The reopening of the Alerce Costero National Park on August 5 marks the beginning of the step-by-step strategy for the National System of State-Protected Wildlife Areas (Sistema Nacional de Áreas Silvestres Protegidas del Estado, SNASPE), which includes national parks, national reserves and natural monuments throughout the country.
The decision was announced this morning by Agriculture Minister Antonio Walker, who was accompanied by National Assets Minister Julio Isamit, Tourism Undersecretary José Luis Uriarte, and the Executive Director of CONAF (National Forestry Service), Rodrigo Munita. The officials noted that it is part of the gradual return to activities in Chile and adheres to safety protocols implemented by the government to avoid a possible resurgence of COVID-19.
Agriculture Minister Antonio Walker pointed out that if an increase in cases is reported or if health measures are not being followed, these areas could once again be closed to safeguard the health of park rangers, visitors and those who live within the protected areas.
“If people are outdoors and take precautions, there are very low levels of infection. Therefore, we have been preparing and we have prepared the park rangers. All ticket offices will be equipped with glass or plastic shields. We have said that entrance fees should preferably be paid by credit card, debit card or some form of electronic payment. Groups of more than 15 people will be banned. And ticket offices will be marked to indicate where people should stand while waiting,” explained Minister Walker.
National Assets Minister Julio Isamit stated, “in addition to the opening announced by Minister Walker, another 62 national protected areas, totaling more than 600,000 hectares, will also be opened to the public, to families, once the municipalities where they are located enter into the next steps of the plan: transition, preparation, initial or advanced opening.”

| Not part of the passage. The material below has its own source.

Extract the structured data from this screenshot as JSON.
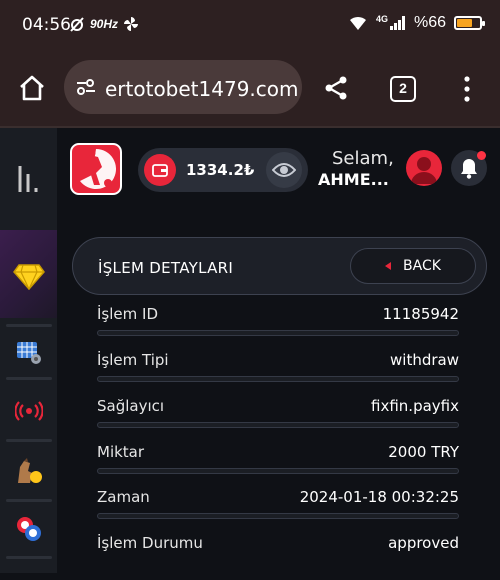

Tourism Undersecretary José Luis Uriarte welcomed the announcement and confirmed that before the end of the year, seven national parks will be participating in an online reservation system, thereby minimizing contact between people.
“Being a tourist does not mean having to travel far away or board a plane. We can be a tourist right here in Chile, in our own neighborhood or region, with our neighbors. Every one of the parks throughout Chile is a closely-guarded treasure. Furthermore, we are working together with the National Forestry Corporation (CONAF) to have an online reservation system for our national parks by the end of the year,” said Undersecretary Uriarte.
The officials added that the Mocho Choshuenco National Reserve, also located in the Los Ríos Region, will open on August 15.
The executive director of CONAF, Rodrigo Munita, confirmed that “we at the National Forestry Corporation and our team of park rangers are aware of the great emotional, relaxation and recreational benefits that the parks can give our fellow Chileans during this difficult time caused by the pandemic. So we have made a major effort to coordinate activities throughout Chile, together with local communities, to safely open up our protected wildlife areas.”
CONAF has launched a nationwide project to introduce a state-of-the-art digital platform where people can visit Chile’s national parks and reserves, make reservations and pay entrance fees online, thereby making visits faster and safer. The project will begin with the Torres del Paine National Park, with a parallel program running for all of the Bicentennial Parks: Vicente Pérez Rosales, Conguillío, Alerce Costero, Radal Siete Tazas and Bosque Fray Jorge, as well as Villarrica.
According to the reopening calendar, the following parks will be among those that reopen in September: Torres del Paine National Park and the Milodón Cave Natural Monument in the Magallanes Region; and Patagonia National Park (the Tamango sector), Río Simpson National Reserve, Coyhaique National Reserve and Dos Lagunas Natural Monument, all in the Aysén Region.
Visitors are advised to sanitize and disinfect their personal items, such as backpacks, clothes, bottles, etc., before and after their visit. They must listen to short safety presentations and follow all the instructions given by park rangers. Also, entrances and ticket offices will use transparent materials (glass, plastic, polycarbonate, etc.) to separate park rangers from visitors. Markings on the floor will help visitors maintain a distance of at least 1 meter from one another. For safety reasons, payment by card is preferred and all tourists will be given a short introductory presentation detailing how they can stay safe within the park.
In addition, each regional director, by way of an administrative decision, can regulate the public use of the parks, establishing the maximum amount of people allowed in the park, sectors, on paths or in facilities; and if deemed necessary to ensure people’s safety, can call for the complete or partial closure of sectors, paths or facilities.